Small in portion and mighty in flavor, this raw dish makes stunning use of rich Spanish mackerel. Four rectangular slices of raw mackerel form the base for a dot of smoked corn aioli, pickled ramps, and fresh serrano pepper, all hit with a squirt of lime juice. A hole-punch perfect circle of hoja santa leaf, a Central American herb grown in Homewood’s garden, rests delicately on top and lends a peppery, herbaceous note to balance the rich fish.
One of the most popular pasta dishes at Homewood, the fusilli’s simplicity belies the work that goes into making it. The dish begins when a whole lamb is brought into the restaurant, broken down, and marinated in fresh herbs and oil. The lamb is seared in a ripping hot skillet, leaving behind a flavorful fond (aka the crispy brown bits left behind) that serves as the foundation for the dish’s sauce. Tomatoes and aromatics go into the pot along with the lamb and braise until tender.
And then, of course, there is the pasta. Fresh dough is rolled out of a pasta machine, the end of the extruder capped with an attachment that spirals the dough into the recognizable double-helix shape of fusilli. The edges of the pasta are rougher than the ubiquitous dried pasta, which helps every single spiral cling to the sauce. After a quick cook, the pasta is tossed with the lamb and sauce to produce a perfectly-coated bowl of lamb ragu. A shower of freshly-torn mint and Romano cheese gilds the lily.
Dark Chocolate Popcorn Torte

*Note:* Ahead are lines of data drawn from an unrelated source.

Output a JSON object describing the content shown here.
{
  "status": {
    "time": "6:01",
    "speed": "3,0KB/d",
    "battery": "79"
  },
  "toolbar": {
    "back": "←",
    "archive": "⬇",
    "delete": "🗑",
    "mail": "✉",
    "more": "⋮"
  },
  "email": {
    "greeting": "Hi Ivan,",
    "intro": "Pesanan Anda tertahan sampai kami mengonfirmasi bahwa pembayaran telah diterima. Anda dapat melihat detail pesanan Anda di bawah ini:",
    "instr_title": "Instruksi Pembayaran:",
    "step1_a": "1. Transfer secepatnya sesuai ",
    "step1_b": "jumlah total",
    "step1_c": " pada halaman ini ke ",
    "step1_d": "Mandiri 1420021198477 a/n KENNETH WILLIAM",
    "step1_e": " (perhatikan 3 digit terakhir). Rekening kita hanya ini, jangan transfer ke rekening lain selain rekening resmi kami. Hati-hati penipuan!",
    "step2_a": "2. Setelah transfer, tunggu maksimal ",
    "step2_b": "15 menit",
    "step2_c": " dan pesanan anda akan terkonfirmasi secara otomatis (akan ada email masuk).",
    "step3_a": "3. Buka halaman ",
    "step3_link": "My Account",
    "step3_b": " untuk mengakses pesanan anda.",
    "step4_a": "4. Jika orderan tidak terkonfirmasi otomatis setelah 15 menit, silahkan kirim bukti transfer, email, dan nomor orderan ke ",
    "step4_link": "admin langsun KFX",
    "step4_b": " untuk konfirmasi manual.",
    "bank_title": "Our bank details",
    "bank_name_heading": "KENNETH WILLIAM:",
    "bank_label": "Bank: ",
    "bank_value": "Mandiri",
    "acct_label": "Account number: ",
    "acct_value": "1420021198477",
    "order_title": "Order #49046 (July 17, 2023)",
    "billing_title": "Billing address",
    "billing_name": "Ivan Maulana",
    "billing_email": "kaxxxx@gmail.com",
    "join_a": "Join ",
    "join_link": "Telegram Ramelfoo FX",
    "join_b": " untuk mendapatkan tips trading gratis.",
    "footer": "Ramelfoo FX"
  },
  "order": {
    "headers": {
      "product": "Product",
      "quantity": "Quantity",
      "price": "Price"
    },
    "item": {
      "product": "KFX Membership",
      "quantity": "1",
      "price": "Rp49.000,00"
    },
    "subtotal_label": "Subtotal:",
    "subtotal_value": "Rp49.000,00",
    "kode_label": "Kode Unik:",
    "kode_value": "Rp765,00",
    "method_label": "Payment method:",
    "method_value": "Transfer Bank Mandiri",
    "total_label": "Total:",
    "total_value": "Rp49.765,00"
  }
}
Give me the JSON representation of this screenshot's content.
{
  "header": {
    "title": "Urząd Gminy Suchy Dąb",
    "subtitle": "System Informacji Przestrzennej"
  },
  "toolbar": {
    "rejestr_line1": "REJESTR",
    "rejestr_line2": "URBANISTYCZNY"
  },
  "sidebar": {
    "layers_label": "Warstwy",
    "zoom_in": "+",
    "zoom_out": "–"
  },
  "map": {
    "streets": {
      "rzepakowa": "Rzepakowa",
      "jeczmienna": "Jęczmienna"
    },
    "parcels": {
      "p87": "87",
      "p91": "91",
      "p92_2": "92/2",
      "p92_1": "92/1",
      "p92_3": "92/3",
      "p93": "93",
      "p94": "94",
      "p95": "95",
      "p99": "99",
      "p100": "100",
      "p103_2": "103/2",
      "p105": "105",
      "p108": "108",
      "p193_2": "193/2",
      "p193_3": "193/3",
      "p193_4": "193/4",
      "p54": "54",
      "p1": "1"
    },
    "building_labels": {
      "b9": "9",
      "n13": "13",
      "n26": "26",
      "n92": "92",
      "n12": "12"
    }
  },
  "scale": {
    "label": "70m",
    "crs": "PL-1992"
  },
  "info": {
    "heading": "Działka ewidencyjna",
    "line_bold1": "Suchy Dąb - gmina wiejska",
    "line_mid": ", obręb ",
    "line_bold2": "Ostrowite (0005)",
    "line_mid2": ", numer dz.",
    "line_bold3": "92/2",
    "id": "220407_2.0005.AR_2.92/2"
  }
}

Pastry chef Maggie Huff followed McCallister from FT33 to Homewood, and her desserts are a rich way to end dinner here. The dark chocolate popcorn torte is especially compelling. wo stripes of dense chocolate cake flank a stripe of soft Valhrona caramelia cremeaux, a type of chocolate caramel hybrid that cuts through the fudgy richness. Dollops of airy chocolate mousse and vanilla cream are piped onto the plate, then spliced with snappy shards of malted caramel popcorn brittle. Like Cracker Jacks on steroids, the brittle lends much-needed crunch.